In light of these developments all of Frazer Frost's current Chinese clients should feel forced to upgrade auditors as soon as possible, definitely in time for the 2010 annual report, usually due by the end of March. Those companies that don't take appropriate steps should be treated with extreme caution. The list of current Frazer clients is long, including Harbin Electric (HRBN), China Biologic Products (CBPO), China Valves Technology (CVVT), China Fire & Security (CFSG), and SinoCoking Coal (SCOK).
California-based Kabani & Company Inc. is another small firm with a large number of Chinese clients. Most of Kabani's clients are small, OTC-quoted companies, but there are two striking exceptions: L&L Energy (LLEN) and China Green Agriculture (CGA). Kabani has been singled out as a sub-par choice in several articles this year, most notably by Barron's influential "Beware This Chinese Export" piece in August.
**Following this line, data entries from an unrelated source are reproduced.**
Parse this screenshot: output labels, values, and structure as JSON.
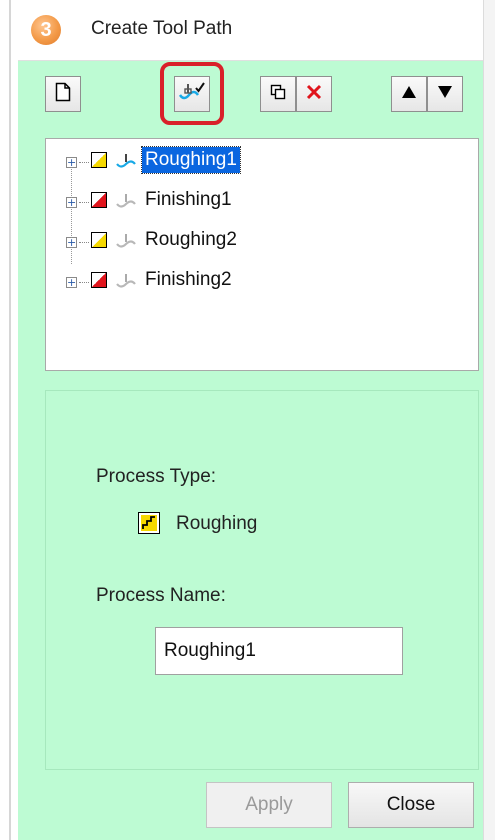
{
  "window": {
    "title": "Create Tool Path",
    "badge_number": "3"
  },
  "toolbar": {
    "buttons": [
      {
        "name": "new",
        "icon": "new-document-icon"
      },
      {
        "name": "create-toolpath",
        "icon": "toolpath-check-icon",
        "highlighted": true
      },
      {
        "name": "copy",
        "icon": "copy-icon"
      },
      {
        "name": "delete",
        "icon": "delete-x-icon"
      },
      {
        "name": "move-up",
        "icon": "triangle-up-icon"
      },
      {
        "name": "move-down",
        "icon": "triangle-down-icon"
      }
    ]
  },
  "tree": {
    "items": [
      {
        "label": "Roughing1",
        "type": "roughing",
        "selected": true
      },
      {
        "label": "Finishing1",
        "type": "finishing",
        "selected": false
      },
      {
        "label": "Roughing2",
        "type": "roughing",
        "selected": false
      },
      {
        "label": "Finishing2",
        "type": "finishing",
        "selected": false
      }
    ]
  },
  "details": {
    "process_type_label": "Process Type:",
    "process_type_value": "Roughing",
    "process_name_label": "Process Name:",
    "process_name_value": "Roughing1"
  },
  "buttons": {
    "apply": "Apply",
    "close": "Close"
  },
  "colors": {
    "panel_bg": "#bdfbd3",
    "selection": "#0a66e0",
    "highlight": "#d9202a",
    "roughing": "#f5d800",
    "finishing": "#e0141c"
  }
}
With a market capitalization of more than $300 million, and a U.S.-based (Seattle) management team, LLEN must know that Kabani is no longer an appropriate choice for the company, and that the reputation of the auditor is being questioned by U.S. media. Yet the company reappointed Kabani for their 2011 fiscal year in September, continuing to be the (by a wide margin) largest Chinese client of the firm. In an obvious attempt to strengthen management credibility LLEN decided to hire or appoint several retired White House officials. In August, Norman Mineta (former U.S. Secretary of Transportation) was hired for an annual salary of $250,000. This week LLEN hired Edmund Moy, former Director of the U.S. Mint and special advisor to President George W. Bush, for an undisclosed salary.
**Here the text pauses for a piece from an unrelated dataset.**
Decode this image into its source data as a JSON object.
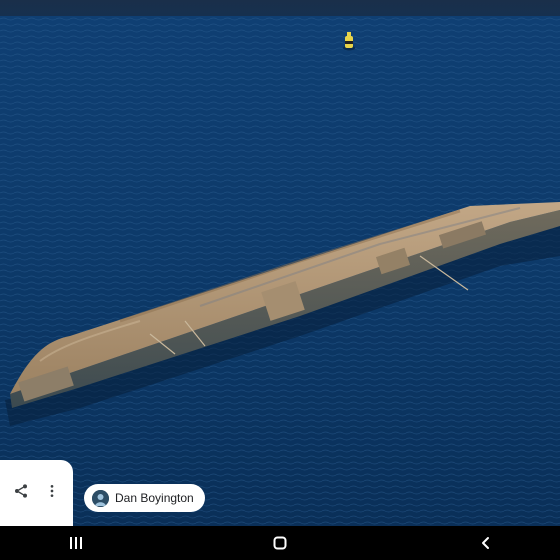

Kabani's second largest Chinese client is China Green Agriculture (CGA), a company that has already come under pressure by short sellers this year. In late November, China Green retained Ernst & Young to assist the company with strengthening internal controls, and said they were continuing "discussions on the hiring of a new independent auditor." CGA seems to on the right track, however we'll have to wait if words are followed by actions anytime soon.
There are several other small U.S. accounting firms with a bunch of Chinese clients. Child, Van Wagoner & Bradshaw is a Utah-based firm with six partners and an office in Hong Kong. The 2009 PCAOB inspection of Child found several significant deficiencies. Among their clients are Longwei Petroleum (LPH, $265 million market cap) and Yuhe International (YUII, $175 million). Both these companies are growing fast, expanding their business rapidly, and I would expect them to be mature enough already to upgrade their auditors to at least a Top 10 firm.
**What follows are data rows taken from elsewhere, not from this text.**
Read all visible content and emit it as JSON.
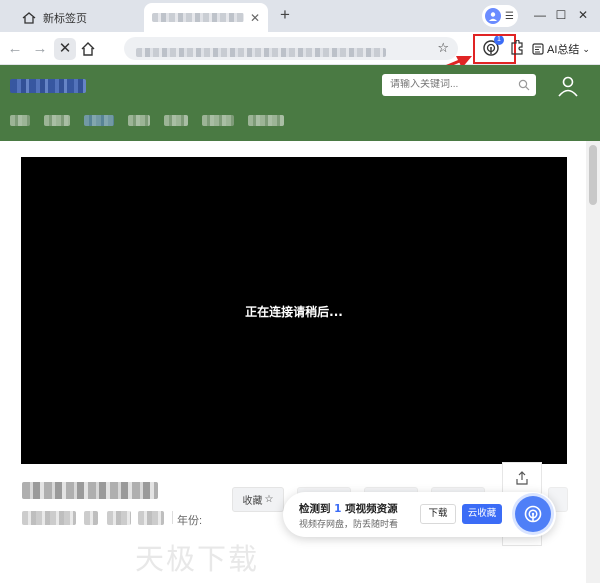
{
  "browser": {
    "tabs": [
      {
        "label": "新标签页",
        "active": false
      },
      {
        "label": "",
        "active": true
      }
    ],
    "new_tab_symbol": "+",
    "close_tab_symbol": "✕",
    "window_controls": {
      "minimize": "—",
      "maximize": "☐",
      "close": "✕"
    },
    "nav": {
      "back": "←",
      "forward": "→",
      "stop": "✕"
    },
    "extension_badge": "1",
    "ai_summary_label": "AI总结",
    "icons": [
      "home-icon",
      "profile-avatar-icon",
      "menu-icon",
      "star-icon",
      "video-sniffer-icon",
      "puzzle-icon",
      "ai-summary-icon"
    ]
  },
  "site": {
    "search_placeholder": "请输入关键词...",
    "icons": [
      "search-icon",
      "user-icon"
    ]
  },
  "video": {
    "status_text": "正在连接请稍后..."
  },
  "details": {
    "year_label": "年份:",
    "favorite_label": "收藏",
    "favorite_icon": "☆"
  },
  "watermark": "天极下载",
  "detect_popup": {
    "title_prefix": "检测到 ",
    "count": "1",
    "title_suffix": " 项视频资源",
    "subtitle": "视频存网盘，防丢随时看",
    "download_label": "下载",
    "cloud_save_label": "云收藏"
  },
  "colors": {
    "header_green": "#4a7a43",
    "accent_blue": "#3b6cf6",
    "highlight_red": "#e02424"
  }
}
And the last accounting firm I want to mention here is Sherb & Co., another small U.S. firm with many reverse merger clients. Almost periodically there are issues with Sherb clients, most recently China Education Alliance (CEU) came under severe pressure with fraud allegations that found their way to mainstream financial media and led to the stock being halted twice this month. The largest of Sherb's Chinese clients, China Integrated Energy (CBEH), took immediate action and upgraded to a Big4 auditor. This is what you want to see as a long investor, let's hope many others will follow suit.